Typically, low-risk investment is accompanied by the expectation of low returns and vice versa - it is generally impossible to achieve high growth with low risk. While attitude to risk is very personal, with 40 years or more to go to retirement, and a relatively small amount in your fund for the first few years, many people at your stage typically take more risk to begin with - as you are investing for the long term.
Once your choices are made, it's important to review your investment choices periodically. It would be wise to review those choices at least every five years. It is quite likely that you will automatically be moved to safer investments as you approach retirement.
Options after changing job
Q I am changing jobs. I am only 35 and have about €80,000 in my current company pension. I'm considering moving this to either a Personal Retirement Savings Account (PRSA) or a Personal Retirement Bond. Is this a good idea - or is there a better option? Niamh, Killarney, Co Kerry
You highlight an issue that we come across all too frequently: the complexity of so many pension arrangements and rules that were written in a time when people stayed in the one job for life.
As it stands, however, you do have a number of options. Once you have been in any pension scheme for two years, you are entitled to the value of the contributions that were paid by you and your employer. The first option is to leave the €80,000 with your current pension scheme and simply let it accrue there.
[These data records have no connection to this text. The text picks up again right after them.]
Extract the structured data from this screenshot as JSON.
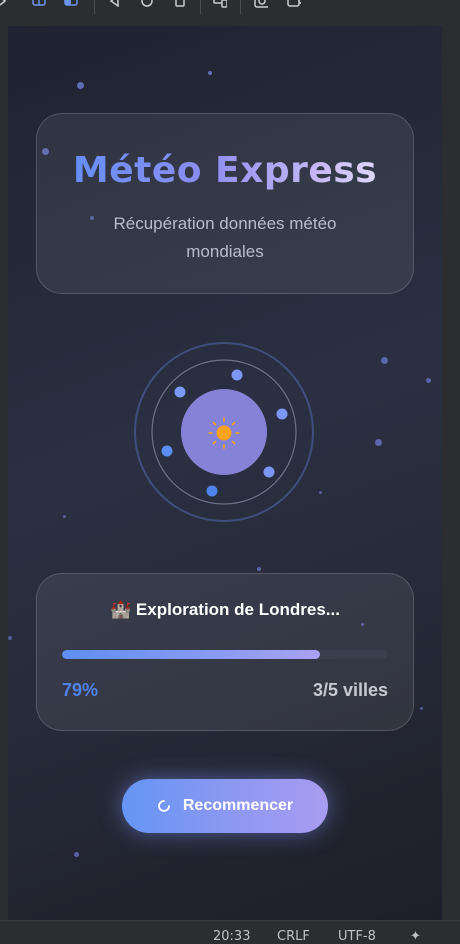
{
  "app": {
    "title": "Météo Express",
    "subtitle": "Récupération données météo mondiales"
  },
  "loader": {
    "center_icon": "sun-icon"
  },
  "progress": {
    "status_text": "🏰 Exploration de Londres...",
    "percent_label": "79%",
    "fraction": 0.79,
    "count_label": "3/5 villes"
  },
  "actions": {
    "restart_label": "Recommencer",
    "restart_icon": "refresh-icon"
  },
  "ide_statusbar": {
    "time": "20:33",
    "line_ending": "CRLF",
    "encoding": "UTF-8"
  },
  "colors": {
    "accent_blue": "#5b8ff5",
    "accent_violet": "#a99cf1",
    "percent": "#4f83ea",
    "sun": "#f6a21a"
  }
}
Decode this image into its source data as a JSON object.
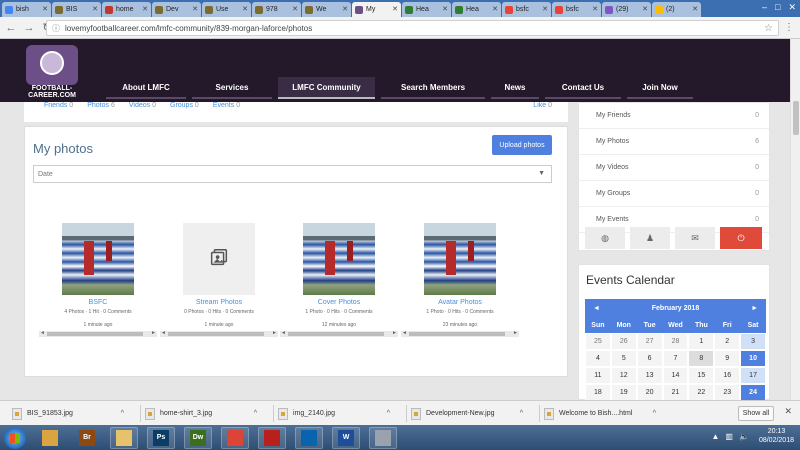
{
  "browser": {
    "tabs": [
      {
        "label": "bish",
        "color": "#4285f4"
      },
      {
        "label": "BIS",
        "color": "#7b6b2f"
      },
      {
        "label": "home",
        "color": "#c0392b"
      },
      {
        "label": "Dev",
        "color": "#7b6b2f"
      },
      {
        "label": "Use",
        "color": "#7b6b2f"
      },
      {
        "label": "978",
        "color": "#7b6b2f"
      },
      {
        "label": "We",
        "color": "#7b6b2f"
      },
      {
        "label": "My",
        "color": "#6c4f86"
      },
      {
        "label": "Hea",
        "color": "#2e7d32"
      },
      {
        "label": "Hea",
        "color": "#2e7d32"
      },
      {
        "label": "bsfc",
        "color": "#ea4335"
      },
      {
        "label": "bsfc",
        "color": "#ea4335"
      },
      {
        "label": "(29)",
        "color": "#7e57c2"
      },
      {
        "label": "(2)",
        "color": "#fbbc05"
      }
    ],
    "url": "lovemyfootballcareer.com/lmfc-community/839-morgan-laforce/photos"
  },
  "site": {
    "logo_text": "FOOTBALL-CAREER.COM",
    "nav": [
      "About LMFC",
      "Services",
      "LMFC Community",
      "Search Members",
      "News",
      "Contact Us",
      "Join Now"
    ]
  },
  "profile_stats": [
    {
      "label": "Friends",
      "count": "0"
    },
    {
      "label": "Photos",
      "count": "6"
    },
    {
      "label": "Videos",
      "count": "0"
    },
    {
      "label": "Groups",
      "count": "0"
    },
    {
      "label": "Events",
      "count": "0"
    }
  ],
  "likes": {
    "label": "Like",
    "count": "0"
  },
  "photos": {
    "title": "My photos",
    "upload_label": "Upload photos",
    "sort_selected": "Date",
    "albums": [
      {
        "name": "BSFC",
        "meta": "4 Photos · 1 Hit · 0 Comments",
        "time": "1 minute ago",
        "thumb": "team"
      },
      {
        "name": "Stream Photos",
        "meta": "0 Photos · 0 Hits · 0 Comments",
        "time": "1 minute ago",
        "thumb": "placeholder"
      },
      {
        "name": "Cover Photos",
        "meta": "1 Photo · 0 Hits · 0 Comments",
        "time": "12 minutes ago",
        "thumb": "team"
      },
      {
        "name": "Avatar Photos",
        "meta": "1 Photo · 0 Hits · 0 Comments",
        "time": "23 minutes ago",
        "thumb": "team"
      }
    ]
  },
  "sidebar": {
    "items": [
      {
        "label": "My Friends",
        "count": "0"
      },
      {
        "label": "My Photos",
        "count": "6"
      },
      {
        "label": "My Videos",
        "count": "0"
      },
      {
        "label": "My Groups",
        "count": "0"
      },
      {
        "label": "My Events",
        "count": "0"
      }
    ],
    "icons": [
      "globe-icon",
      "user-icon",
      "mail-icon",
      "power-icon"
    ]
  },
  "calendar": {
    "title": "Events Calendar",
    "month": "February 2018",
    "prev": "◄",
    "next": "►",
    "weekdays": [
      "Sun",
      "Mon",
      "Tue",
      "Wed",
      "Thu",
      "Fri",
      "Sat"
    ],
    "days": [
      {
        "d": "25",
        "c": "other"
      },
      {
        "d": "26",
        "c": "other"
      },
      {
        "d": "27",
        "c": "other"
      },
      {
        "d": "28",
        "c": "other"
      },
      {
        "d": "1",
        "c": ""
      },
      {
        "d": "2",
        "c": ""
      },
      {
        "d": "3",
        "c": "sat"
      },
      {
        "d": "4",
        "c": ""
      },
      {
        "d": "5",
        "c": ""
      },
      {
        "d": "6",
        "c": ""
      },
      {
        "d": "7",
        "c": ""
      },
      {
        "d": "8",
        "c": "today"
      },
      {
        "d": "9",
        "c": ""
      },
      {
        "d": "10",
        "c": "event"
      },
      {
        "d": "11",
        "c": ""
      },
      {
        "d": "12",
        "c": ""
      },
      {
        "d": "13",
        "c": ""
      },
      {
        "d": "14",
        "c": ""
      },
      {
        "d": "15",
        "c": ""
      },
      {
        "d": "16",
        "c": ""
      },
      {
        "d": "17",
        "c": "sat"
      },
      {
        "d": "18",
        "c": ""
      },
      {
        "d": "19",
        "c": ""
      },
      {
        "d": "20",
        "c": ""
      },
      {
        "d": "21",
        "c": ""
      },
      {
        "d": "22",
        "c": ""
      },
      {
        "d": "23",
        "c": ""
      },
      {
        "d": "24",
        "c": "event"
      }
    ]
  },
  "downloads": {
    "items": [
      "BIS_91853.jpg",
      "home-shirt_3.jpg",
      "img_2140.jpg",
      "Development-New.jpg",
      "Welcome to Bish....html"
    ],
    "show_all": "Show all"
  },
  "taskbar": {
    "apps": [
      {
        "label": "",
        "name": "explorer-app",
        "color": "#d9a441"
      },
      {
        "label": "Br",
        "name": "bridge-app",
        "color": "#8c4a12"
      },
      {
        "label": "",
        "name": "folder-app",
        "color": "#e6c36a"
      },
      {
        "label": "Ps",
        "name": "photoshop-app",
        "color": "#0b3d66"
      },
      {
        "label": "Dw",
        "name": "dreamweaver-app",
        "color": "#3c6e1f"
      },
      {
        "label": "",
        "name": "chrome-app",
        "color": "#db4437"
      },
      {
        "label": "",
        "name": "filezilla-app",
        "color": "#b8201b"
      },
      {
        "label": "",
        "name": "outlook-app",
        "color": "#0a64ad"
      },
      {
        "label": "W",
        "name": "word-app",
        "color": "#1e4d9b"
      },
      {
        "label": "",
        "name": "tools-app",
        "color": "#9aa3ad"
      }
    ],
    "time": "20:13",
    "date": "08/02/2018"
  }
}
This might make sense if that scheme has low charges and the employer pays a lot of the administration costs. However, you may want to move the funds to a new employer's scheme depending on that scheme's rules. That might make sense if you want to try and keep all your pension funds in the one place.
Another option would be to transfer the money into a PRSA or a Personal Retirement Bond. These are both individual contracts between you and the pension provider.
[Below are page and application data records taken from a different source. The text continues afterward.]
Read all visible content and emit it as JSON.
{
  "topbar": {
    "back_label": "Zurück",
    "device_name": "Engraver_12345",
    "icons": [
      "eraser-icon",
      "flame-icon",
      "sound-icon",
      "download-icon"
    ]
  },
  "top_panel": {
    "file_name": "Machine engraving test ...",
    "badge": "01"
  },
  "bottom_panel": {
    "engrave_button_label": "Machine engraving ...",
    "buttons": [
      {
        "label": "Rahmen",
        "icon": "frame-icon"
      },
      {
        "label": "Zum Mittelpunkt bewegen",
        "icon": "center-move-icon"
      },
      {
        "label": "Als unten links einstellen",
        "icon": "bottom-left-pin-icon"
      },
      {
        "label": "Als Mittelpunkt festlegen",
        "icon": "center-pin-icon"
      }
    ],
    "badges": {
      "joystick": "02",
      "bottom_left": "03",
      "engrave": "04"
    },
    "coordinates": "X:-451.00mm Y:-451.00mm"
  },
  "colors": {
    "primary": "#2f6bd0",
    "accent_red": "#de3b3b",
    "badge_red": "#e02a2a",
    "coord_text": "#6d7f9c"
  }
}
Before deciding what to do, you should think about getting some independent financial advice to ensure you understand the costs that are likely to apply now and into the future - and how the funds will be invested.
You have done well in building up a significant fund at a relatively young age, so it is important to take the time to ensure that this fund is well invested. By doing so, your fund should continue to grow and not be subject to unnecessary ongoing charges.
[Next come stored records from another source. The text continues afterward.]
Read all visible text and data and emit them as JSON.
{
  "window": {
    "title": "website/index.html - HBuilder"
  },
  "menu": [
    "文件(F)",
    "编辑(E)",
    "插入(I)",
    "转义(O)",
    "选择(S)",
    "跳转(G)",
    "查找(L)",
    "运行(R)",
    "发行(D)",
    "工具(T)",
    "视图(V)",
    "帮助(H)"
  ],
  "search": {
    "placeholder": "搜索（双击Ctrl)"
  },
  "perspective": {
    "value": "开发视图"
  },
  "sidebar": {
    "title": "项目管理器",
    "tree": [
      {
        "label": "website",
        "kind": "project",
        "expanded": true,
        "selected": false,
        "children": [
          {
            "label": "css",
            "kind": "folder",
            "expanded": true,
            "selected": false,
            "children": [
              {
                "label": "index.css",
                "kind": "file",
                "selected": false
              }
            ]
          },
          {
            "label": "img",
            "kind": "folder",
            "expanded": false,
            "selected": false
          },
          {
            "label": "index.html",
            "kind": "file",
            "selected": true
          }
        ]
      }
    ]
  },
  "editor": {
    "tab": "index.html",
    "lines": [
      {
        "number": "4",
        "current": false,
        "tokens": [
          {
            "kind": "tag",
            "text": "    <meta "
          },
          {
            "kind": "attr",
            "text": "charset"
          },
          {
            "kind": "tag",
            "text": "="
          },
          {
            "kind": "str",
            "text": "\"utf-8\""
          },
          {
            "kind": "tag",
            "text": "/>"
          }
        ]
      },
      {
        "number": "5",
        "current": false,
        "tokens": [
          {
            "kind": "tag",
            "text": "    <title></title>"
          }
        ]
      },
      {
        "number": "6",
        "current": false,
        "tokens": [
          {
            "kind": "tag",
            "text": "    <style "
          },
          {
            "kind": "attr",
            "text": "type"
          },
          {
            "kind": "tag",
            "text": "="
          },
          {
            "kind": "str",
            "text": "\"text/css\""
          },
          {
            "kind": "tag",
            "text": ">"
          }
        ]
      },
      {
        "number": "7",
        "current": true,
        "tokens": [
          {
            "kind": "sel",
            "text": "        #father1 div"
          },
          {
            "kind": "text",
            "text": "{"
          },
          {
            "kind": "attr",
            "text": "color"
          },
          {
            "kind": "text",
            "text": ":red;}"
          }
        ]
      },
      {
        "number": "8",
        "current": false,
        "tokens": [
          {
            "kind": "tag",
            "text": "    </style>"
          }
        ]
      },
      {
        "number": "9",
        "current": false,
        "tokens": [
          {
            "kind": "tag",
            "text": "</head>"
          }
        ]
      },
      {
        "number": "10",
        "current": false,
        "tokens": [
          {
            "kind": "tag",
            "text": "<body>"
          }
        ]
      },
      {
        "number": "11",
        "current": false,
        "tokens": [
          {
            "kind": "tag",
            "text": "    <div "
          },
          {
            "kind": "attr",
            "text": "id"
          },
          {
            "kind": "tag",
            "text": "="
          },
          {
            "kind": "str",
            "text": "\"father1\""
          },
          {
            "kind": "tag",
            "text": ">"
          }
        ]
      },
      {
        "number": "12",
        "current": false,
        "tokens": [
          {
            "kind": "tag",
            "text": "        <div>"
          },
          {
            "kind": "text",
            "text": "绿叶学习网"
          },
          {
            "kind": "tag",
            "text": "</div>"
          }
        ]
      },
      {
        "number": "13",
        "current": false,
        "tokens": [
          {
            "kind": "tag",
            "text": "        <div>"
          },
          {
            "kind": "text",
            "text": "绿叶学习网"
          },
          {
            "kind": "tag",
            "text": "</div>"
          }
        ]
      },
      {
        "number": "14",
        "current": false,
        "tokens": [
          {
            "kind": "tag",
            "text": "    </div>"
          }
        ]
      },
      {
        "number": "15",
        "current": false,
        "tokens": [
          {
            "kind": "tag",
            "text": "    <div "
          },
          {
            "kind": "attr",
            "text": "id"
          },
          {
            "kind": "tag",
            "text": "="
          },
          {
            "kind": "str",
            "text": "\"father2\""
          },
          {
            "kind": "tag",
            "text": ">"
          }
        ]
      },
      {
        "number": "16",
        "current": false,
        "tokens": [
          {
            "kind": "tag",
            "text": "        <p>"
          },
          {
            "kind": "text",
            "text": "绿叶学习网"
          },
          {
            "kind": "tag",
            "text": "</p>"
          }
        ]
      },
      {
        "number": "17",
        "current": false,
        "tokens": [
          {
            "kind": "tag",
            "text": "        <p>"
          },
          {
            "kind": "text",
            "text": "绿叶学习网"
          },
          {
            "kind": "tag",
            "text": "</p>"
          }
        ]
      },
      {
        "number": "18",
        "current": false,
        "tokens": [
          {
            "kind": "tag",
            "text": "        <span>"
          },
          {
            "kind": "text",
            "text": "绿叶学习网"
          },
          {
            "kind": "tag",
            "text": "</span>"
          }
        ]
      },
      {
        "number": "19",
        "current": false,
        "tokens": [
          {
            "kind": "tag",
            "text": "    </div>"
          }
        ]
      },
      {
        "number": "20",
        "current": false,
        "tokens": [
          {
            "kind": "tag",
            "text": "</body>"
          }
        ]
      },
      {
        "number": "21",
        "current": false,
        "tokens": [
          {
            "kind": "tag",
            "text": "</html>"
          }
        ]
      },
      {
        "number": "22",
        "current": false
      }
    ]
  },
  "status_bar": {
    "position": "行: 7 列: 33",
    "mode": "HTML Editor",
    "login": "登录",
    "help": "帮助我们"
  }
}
Pros and cons of ARF
Q My father will be retiring shortly. He will get an annual pension of about €40,000 from a defined benefit pension scheme. He also has a separate pension pot of about €100,000 from a different job. He is considering putting that €100,000 into an Approved Retirement Fund (ARF). Would this be a good idea and what would be the pros - and cons - of doing so?
The options available to your father with his €100,000 pension pot will be to purchase an annuity where he will be paid a pension for life - or to transfer the fund to an ARF. Should he transfer the fund to an ARF, that would allow him to continue to invest that money and draw down on the funds as he needs them.
One thing you haven't mentioned is your father's option to take a tax-free lump sum. It might make sense to take most of this from his €100,000 pot and not from his defined-benefit scheme. When taking tax-free cash from a defined-benefit scheme, you are giving up some pension. Often, the value of the pension you are giving up is greater than the cash you will receive so it might make more sense to maximise the pension. As this is a quite complex area and any decisions will have an impact for the rest of your father's life, it would be worth his while to get independent financial advice before deciding what to do.
Sunday Indo Business